HIV in the United States by Age – This CDC web page links to data on HIV among different age groups, including people age 55 and older. Information is provided on HIV risk behaviorspre-exposure prophylaxis (PrEP) coverageHIV incidenceHIV diagnosesknowledge of HIV statusviral suppression ratesprevention challenges, and what CDC is doing to address HIV in different age groups. 

HIV and Older People – This fact sheet from HHS’s HIVinfo site examines the impact of HIV on persons 50 and older, their risk factors for HIV infection, CDC’s HIV testing recommendations for older persons, and special considerations when providing HIV care and treatment to older persons.

Growing Older with HIV – This fact sheet from summarizes recent statistics on HIV among older persons, together with information about potential health complications associated with aging, complications associated with long-term HIV infections, late HIV diagnosis among older persons, COVID-19 and older adults with HIV, and the importance of support services for this population group.

Considerations for Antiretroviral Use in Special Patient Populations: HIV and the Older Person – This section of the HHS Guidelines for the Use of Antiretroviral Agents in Adults and Adolescents Living with HIV focuses on key considerations when caring for older persons receiving HIV treatment.

Diagnoses of HIV Infection in the United States and Dependent Areas, 2020 – This CDC surveillance report provides detailed data on the incidence and prevalence of HIV infection, with breakdowns by age, race/ethnicity, gender, transmission category, and region.
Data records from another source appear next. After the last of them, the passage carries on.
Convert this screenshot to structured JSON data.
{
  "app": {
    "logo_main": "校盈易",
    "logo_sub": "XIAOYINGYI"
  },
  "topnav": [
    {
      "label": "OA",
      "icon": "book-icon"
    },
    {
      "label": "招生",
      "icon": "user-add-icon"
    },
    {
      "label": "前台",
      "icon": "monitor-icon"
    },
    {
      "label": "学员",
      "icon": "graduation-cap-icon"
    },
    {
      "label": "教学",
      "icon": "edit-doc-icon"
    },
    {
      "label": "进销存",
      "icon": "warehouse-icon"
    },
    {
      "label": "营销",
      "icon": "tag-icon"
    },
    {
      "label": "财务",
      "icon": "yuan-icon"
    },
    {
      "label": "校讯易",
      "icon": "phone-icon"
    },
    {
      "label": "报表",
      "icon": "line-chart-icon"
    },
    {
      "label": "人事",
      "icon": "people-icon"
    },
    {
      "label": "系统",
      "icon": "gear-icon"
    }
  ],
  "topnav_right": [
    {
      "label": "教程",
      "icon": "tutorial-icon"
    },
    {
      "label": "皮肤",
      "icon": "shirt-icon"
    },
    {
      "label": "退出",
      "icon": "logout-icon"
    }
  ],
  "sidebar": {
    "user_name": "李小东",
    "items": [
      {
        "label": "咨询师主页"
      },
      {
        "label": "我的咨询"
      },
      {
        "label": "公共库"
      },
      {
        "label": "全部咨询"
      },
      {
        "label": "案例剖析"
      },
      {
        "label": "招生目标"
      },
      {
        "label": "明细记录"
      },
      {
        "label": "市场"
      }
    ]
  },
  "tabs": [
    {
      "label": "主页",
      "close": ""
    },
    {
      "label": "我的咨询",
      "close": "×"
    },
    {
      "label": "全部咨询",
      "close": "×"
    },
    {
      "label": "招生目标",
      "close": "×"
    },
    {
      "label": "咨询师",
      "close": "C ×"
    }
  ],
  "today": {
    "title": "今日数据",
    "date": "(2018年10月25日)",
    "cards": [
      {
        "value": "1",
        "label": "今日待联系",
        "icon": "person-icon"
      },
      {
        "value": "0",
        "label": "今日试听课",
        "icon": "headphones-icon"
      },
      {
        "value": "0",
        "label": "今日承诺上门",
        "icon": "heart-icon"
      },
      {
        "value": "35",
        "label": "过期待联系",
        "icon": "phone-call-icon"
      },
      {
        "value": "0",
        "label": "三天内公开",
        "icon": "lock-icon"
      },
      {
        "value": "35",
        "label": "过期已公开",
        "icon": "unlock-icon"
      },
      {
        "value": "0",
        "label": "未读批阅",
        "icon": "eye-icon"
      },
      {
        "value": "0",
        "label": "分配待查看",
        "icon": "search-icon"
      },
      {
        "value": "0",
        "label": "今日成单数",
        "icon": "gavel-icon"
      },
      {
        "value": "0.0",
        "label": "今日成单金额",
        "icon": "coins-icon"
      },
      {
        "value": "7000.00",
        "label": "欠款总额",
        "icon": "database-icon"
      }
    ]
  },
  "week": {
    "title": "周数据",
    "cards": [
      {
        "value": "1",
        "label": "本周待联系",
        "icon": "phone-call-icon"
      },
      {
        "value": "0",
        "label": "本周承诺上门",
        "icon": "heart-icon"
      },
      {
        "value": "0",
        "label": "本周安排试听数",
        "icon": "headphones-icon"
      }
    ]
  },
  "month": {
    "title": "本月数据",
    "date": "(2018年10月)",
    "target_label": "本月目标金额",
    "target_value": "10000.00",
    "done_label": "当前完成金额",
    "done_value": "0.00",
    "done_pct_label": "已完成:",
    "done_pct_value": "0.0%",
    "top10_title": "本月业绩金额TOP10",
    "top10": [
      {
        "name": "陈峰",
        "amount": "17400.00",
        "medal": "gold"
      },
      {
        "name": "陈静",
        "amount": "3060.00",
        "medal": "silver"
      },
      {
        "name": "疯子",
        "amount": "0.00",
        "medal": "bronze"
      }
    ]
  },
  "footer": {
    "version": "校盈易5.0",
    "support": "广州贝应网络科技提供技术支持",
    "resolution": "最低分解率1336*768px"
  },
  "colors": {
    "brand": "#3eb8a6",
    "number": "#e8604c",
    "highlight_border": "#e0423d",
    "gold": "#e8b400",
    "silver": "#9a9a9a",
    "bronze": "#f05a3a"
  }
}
For adults aged 50 and over, data are divided into four age subcategories: 50 to 54 years, 55 to 59 years, 60 to 64 years, and 65 years and older.

Estimated HIV Incidence and Prevalence in the United States: 2015-2019 – This CDC surveillance report provides detailed data on recent trends in the incidence and prevalence of HIV infection, with breakdowns by age, race/ethnicity, gender, transmission category, and region. The age data include statistics for older persons aged 55 years and above.


Additional Resources

National Resource Center on HIV & Aging – This GMHC online resource links to reports, infographics, and slide sets on a range of topics related to HIV and aging, including affected communities, physical and mental health conditions, wellness, and health management.

Aging and HIV – This fact sheet from The Well Project examines how the number of older persons with HIV is increasing; issues related to living and aging with HIV; aging-related health challenges; HIV treatment, stigma, and social support; and steps older persons with HIV can take to monitor and optimize their health.

SAGE: Advocacy & Services for LGBT Elders – This website includes an HIV/AIDS section with several fact sheets and issue briefs that focus on HIV and aging, with particular emphasis on LGBT persons.

Ten Things Every LGBT Older Adult Should Know About HIV/AIDS – This fact sheet from SAGE includes background information about HIV infection and its effects on older adults, populations at greatest risk, HIV prevention, talking with providers, LGBT-affirming health care, and support networks.

Olvidados – Illuminating the Needs of the Forgotten: A National Health Assessment of Latinos Growing Older with HIV – This report from the Latino Commission on AIDS and the Hispanic Health Network summarizes the health concerns, obstacles to optimal health, and facilitators for well-being among older Latinos. It also includes recommendations for meeting the unmet needs of this population group.